A key labor leader has warned House Democrats not to expedite approval of a new North American trade deal, saying that the agreement remains far from complete and that a vote in coming weeks would be a “colossal mistake.”

It was just a decade ago that the Great Recession — the worst economic disaster since the Great Depression — upended life for hundreds of millions of Americans. More than 8 million people across the country lost their jobs. Millions more lost their homes and life savings.

The economy has made steady improvements since 2008, but recovery has disproportionately favored wealthier Americans.

One of the workshops at the Connecticut AFL-CIO’s two-day convention that opened here Thursday explored the lessons offered from “worker power resurgence,” a reference to labor’s extraordinary year of strikes and other work stoppages in 2018.

For decades, working families could depend on labor unions to represent their collective interests -- ensuring a living wage, better benefits and a voice in their workplace. Now, after 50 years of rollbacks on union and labor rights, workers have been silenced at their jobs. The Protecting the Right to Organize (PRO) Act is an opportunity for Congress to give working families their voice back.

Letter Carriers member Paul Trotman was lucky his house survived Hurricane Florence. When the dust settled, he applied for a Union Plus Disaster Relief Grant, a benefit of being an eligible Union Plus Credit Cardholder. He and his family used the $500 grant to get back on their feet.
For her entire adult life, CSEA member Guaren Long has wanted to go back to school to get the college education she felt was missing from her life. When she got an email from the Union Plus Free College Program, she enrolled immediately and hasn’t looked back. With just five classes left, Long has been very happy with her experience and credits the program’s flexibility and course offerings.

A decade ago, General Motors was on the verge of collapse. Facing down an earth-shattering financial crisis, tens of thousands of UAW members agreed to help save an American icon — and the economy along with it.

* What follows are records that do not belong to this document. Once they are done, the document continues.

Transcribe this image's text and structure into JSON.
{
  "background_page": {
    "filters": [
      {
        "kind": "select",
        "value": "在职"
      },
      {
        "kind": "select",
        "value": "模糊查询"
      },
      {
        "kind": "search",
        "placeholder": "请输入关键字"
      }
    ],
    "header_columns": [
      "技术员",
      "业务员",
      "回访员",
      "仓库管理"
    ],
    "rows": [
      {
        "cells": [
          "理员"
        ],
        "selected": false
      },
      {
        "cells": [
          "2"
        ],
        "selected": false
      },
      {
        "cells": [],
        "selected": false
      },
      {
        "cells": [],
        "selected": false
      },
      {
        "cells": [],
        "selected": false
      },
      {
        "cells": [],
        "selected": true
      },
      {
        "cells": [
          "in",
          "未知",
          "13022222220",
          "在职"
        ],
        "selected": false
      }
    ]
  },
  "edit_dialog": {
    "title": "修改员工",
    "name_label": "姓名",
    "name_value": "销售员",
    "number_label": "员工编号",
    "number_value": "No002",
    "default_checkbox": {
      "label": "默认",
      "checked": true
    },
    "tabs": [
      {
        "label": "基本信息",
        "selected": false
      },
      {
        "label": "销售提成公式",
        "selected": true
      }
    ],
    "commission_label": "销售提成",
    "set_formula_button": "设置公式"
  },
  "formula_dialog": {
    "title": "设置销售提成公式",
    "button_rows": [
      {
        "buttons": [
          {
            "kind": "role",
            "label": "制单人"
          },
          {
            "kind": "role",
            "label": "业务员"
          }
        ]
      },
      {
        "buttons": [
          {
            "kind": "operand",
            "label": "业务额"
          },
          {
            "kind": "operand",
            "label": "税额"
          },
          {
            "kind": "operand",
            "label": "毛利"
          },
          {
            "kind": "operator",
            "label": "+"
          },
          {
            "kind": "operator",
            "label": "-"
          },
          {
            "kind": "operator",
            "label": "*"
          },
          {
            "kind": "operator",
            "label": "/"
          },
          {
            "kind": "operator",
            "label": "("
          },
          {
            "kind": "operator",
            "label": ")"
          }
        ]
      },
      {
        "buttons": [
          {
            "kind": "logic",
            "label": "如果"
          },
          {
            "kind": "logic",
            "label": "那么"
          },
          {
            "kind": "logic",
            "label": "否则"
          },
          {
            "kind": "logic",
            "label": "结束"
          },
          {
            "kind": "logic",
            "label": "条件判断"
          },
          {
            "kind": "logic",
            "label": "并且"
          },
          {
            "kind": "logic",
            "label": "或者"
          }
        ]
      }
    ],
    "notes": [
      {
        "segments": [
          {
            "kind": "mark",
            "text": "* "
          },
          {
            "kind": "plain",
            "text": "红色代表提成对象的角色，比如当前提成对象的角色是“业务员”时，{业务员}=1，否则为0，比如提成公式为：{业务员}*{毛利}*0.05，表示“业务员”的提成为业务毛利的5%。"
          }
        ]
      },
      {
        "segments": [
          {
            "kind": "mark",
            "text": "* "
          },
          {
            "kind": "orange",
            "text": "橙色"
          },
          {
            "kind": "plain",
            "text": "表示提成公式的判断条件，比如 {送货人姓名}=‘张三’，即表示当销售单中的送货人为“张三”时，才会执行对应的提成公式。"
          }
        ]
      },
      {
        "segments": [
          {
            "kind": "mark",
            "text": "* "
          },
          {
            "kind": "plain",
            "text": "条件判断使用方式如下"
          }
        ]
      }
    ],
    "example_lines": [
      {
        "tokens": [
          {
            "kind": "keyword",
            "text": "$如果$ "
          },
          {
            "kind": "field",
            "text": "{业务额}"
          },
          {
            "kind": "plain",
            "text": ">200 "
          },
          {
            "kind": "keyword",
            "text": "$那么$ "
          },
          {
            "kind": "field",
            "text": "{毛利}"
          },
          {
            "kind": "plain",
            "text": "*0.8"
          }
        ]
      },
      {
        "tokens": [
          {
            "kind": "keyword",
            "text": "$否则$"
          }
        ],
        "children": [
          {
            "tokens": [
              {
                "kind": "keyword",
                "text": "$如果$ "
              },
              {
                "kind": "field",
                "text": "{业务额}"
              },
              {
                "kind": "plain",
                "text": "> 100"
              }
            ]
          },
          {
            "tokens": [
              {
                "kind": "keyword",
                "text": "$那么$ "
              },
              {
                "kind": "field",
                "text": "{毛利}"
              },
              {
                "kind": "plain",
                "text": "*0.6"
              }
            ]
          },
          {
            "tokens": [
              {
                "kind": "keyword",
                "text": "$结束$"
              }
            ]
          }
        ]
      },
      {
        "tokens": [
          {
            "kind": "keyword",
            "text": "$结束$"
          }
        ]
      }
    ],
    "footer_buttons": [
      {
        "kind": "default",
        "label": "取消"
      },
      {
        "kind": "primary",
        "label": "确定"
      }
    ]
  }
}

Autoworkers took on personal financial sacrifices, conceding contract victories that had taken years to secure. Working harder and longer for less, they ultimately carried GM out of bankruptcy and into a period of record-breaking profits.